James Nulick’s Valencia opens with an HIV diagnosis. Nulick, protagonist, is dying. He has traveled to the southern coast of Spain to stay at the hotel which gives the novel its name. He has traveled there to hasten his death, to preempt the prolonged and painful corporal vulnerability which immunodeficiency entails. Continue reading “Valencia/Rectify/Film/Television/Literature”
The mask stares out, eyes appalled, black and glassy. He is anonymous and intensely personal; he sees the opiate addicts and the basement dwellers, the alienated-enfranchised; all the darkness of the developed world, so that it dominates his view and is reflected in his eyes and slowly suffuses his corneas. From here it overtakes him; the pressure causes pockmarks in his face like lunar craters; dead skin sloughs off at an accelerating rate; and soon it will destroy him entirely, infiltrating the calcite of his skeletal system. Continue reading “Liturgy & Pastoral”
Roberto Bolano I detecti e slevaggi
John Nerst of Everything Studies, whose essays include "Partial Derivatives and Partial Narratives,""What is Erisology?" and a statistical analysis of Black Mirror, has contributed to this essay in Section II. His contribution here is especially authoritative, as the governing theme of Everything Studies is the self-coined "erisology" — the study of disagreement. Continue reading “Information Cycles & Erisology”
“To pilgrims and many expats, it is a temple of techno, a consecrated space, a source of enchantment and wonder.”
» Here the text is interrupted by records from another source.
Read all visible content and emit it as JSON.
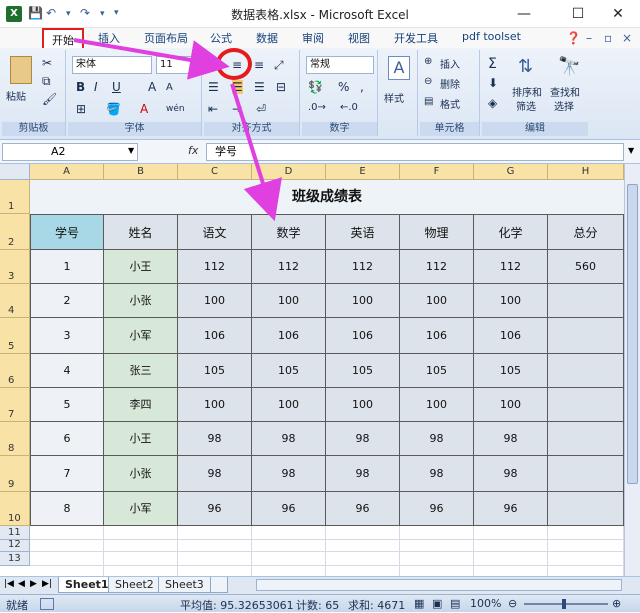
{
  "window": {
    "title": "数据表格.xlsx - Microsoft Excel",
    "minimize": "—",
    "maximize": "☐",
    "close": "✕"
  },
  "tabs": [
    "开始",
    "插入",
    "页面布局",
    "公式",
    "数据",
    "审阅",
    "视图",
    "开发工具",
    "pdf toolset"
  ],
  "ribbon": {
    "paste_label": "粘贴",
    "font_name": "宋体",
    "font_size": "11",
    "bold": "B",
    "italic": "I",
    "underline": "U",
    "grow_font": "A",
    "shrink_font": "A",
    "wen": "wén",
    "number_format": "常规",
    "percent": "%",
    "comma": ",",
    "style_label": "样式",
    "insert_label": "插入",
    "delete_label": "删除",
    "format_label": "格式",
    "sigma": "Σ",
    "sort_filter_label_1": "排序和",
    "sort_filter_label_2": "筛选",
    "find_select_label_1": "查找和",
    "find_select_label_2": "选择",
    "groups": [
      "剪贴板",
      "字体",
      "对齐方式",
      "数字",
      "单元格",
      "编辑"
    ]
  },
  "formula_bar": {
    "name_box": "A2",
    "fx": "fx",
    "content": "学号"
  },
  "sheet": {
    "columns": [
      "A",
      "B",
      "C",
      "D",
      "E",
      "F",
      "G",
      "H"
    ],
    "rows": [
      "1",
      "2",
      "3",
      "4",
      "5",
      "6",
      "7",
      "8",
      "9",
      "10",
      "11",
      "12",
      "13"
    ],
    "title": "班级成绩表",
    "headers": [
      "学号",
      "姓名",
      "语文",
      "数学",
      "英语",
      "物理",
      "化学",
      "总分"
    ],
    "data": [
      [
        "1",
        "小王",
        "112",
        "112",
        "112",
        "112",
        "112",
        "560"
      ],
      [
        "2",
        "小张",
        "100",
        "100",
        "100",
        "100",
        "100",
        ""
      ],
      [
        "3",
        "小军",
        "106",
        "106",
        "106",
        "106",
        "106",
        ""
      ],
      [
        "4",
        "张三",
        "105",
        "105",
        "105",
        "105",
        "105",
        ""
      ],
      [
        "5",
        "李四",
        "100",
        "100",
        "100",
        "100",
        "100",
        ""
      ],
      [
        "6",
        "小王",
        "98",
        "98",
        "98",
        "98",
        "98",
        ""
      ],
      [
        "7",
        "小张",
        "98",
        "98",
        "98",
        "98",
        "98",
        ""
      ],
      [
        "8",
        "小军",
        "96",
        "96",
        "96",
        "96",
        "96",
        ""
      ]
    ]
  },
  "sheet_tabs": [
    "Sheet1",
    "Sheet2",
    "Sheet3"
  ],
  "status": {
    "ready": "就绪",
    "average": "平均值: 95.32653061",
    "count": "计数: 65",
    "sum": "求和: 4671",
    "zoom": "100%"
  },
  "colors": {
    "accent": "#e02020",
    "arrow": "#e040e0",
    "header_fill": "#a8d8e6",
    "name_fill": "#d8e8d8",
    "data_fill": "#dde3ea"
  }
}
Nick Paumgarten, “Berlin Nights”
Continue reading “Post-Ritual Space: Berghain”
“He looked at the cattle, blurred in silver heat. Silvered powdered olive trees. Quiet long days: pruning ripening. Olives are packed in jars, eh? I have a few left from Andrews…
A cloud began to cover the sun wholly slowly wholly. Grey. Far. No, not like that. A barren land, bare waste. Vulcanic lake, the dead sea… Brimstone they called it raining down: the cities of the plain.”
— Ulysses, 4.200-221
An introduction to this text can be found here.
The mobilization of Ulysses and Earnest is purposefully audacious and inevitably missteps. The overarching tone, and parts of the analysis, I would characterize as “understandably wrong.”
Continue reading “Ulysses, Wilde, and a Theory of Literary Compression”
Mr. Leopold Bloom ate with relish the inner organs of beasts and fowls.
So begins the fourth chapter of Ulysses. “Calypso” is one of the more straightforward episodes of the novel, but here we’ll look at the way the opening line maintains its own ambiguity throughout the chapter’s opening pages. The suspended ambiguity is initiated in the grammatical indeterminacy of “ate,” which functions either as preterit (simple past) or as unmarked imperfect, suggesting, respectively, either that Bloom has just eaten a meal consisting of animal organs, or that Bloom regularly eats animal organs (completed action vs. general habit or practice). Continue reading “Predicting Joyce’s “Calypso””
I’ve been set free and I’ve been bound
To the memories of yesterday’s clouds
I’ve been set free and I’ve been bound
And now I’m set free
I’m set free to find a new illusion
— “I’m Set Free,” The Velvet Underground
“As time goes on… the universe becomes more and more what experience has revealed, less and less what imagination has created, and hence, since it was not designed to suit man’s needs, less and less what he would have it be. With increasing knowledge his power to manipulate his physical environment increases, but in gaining the knowledge which enables him to do so he surrenders insensibly the power which in his ignorance he had to mold the universe.”
— Joseph Wood Krutch
Continue reading “Text, Telos, and Ritual”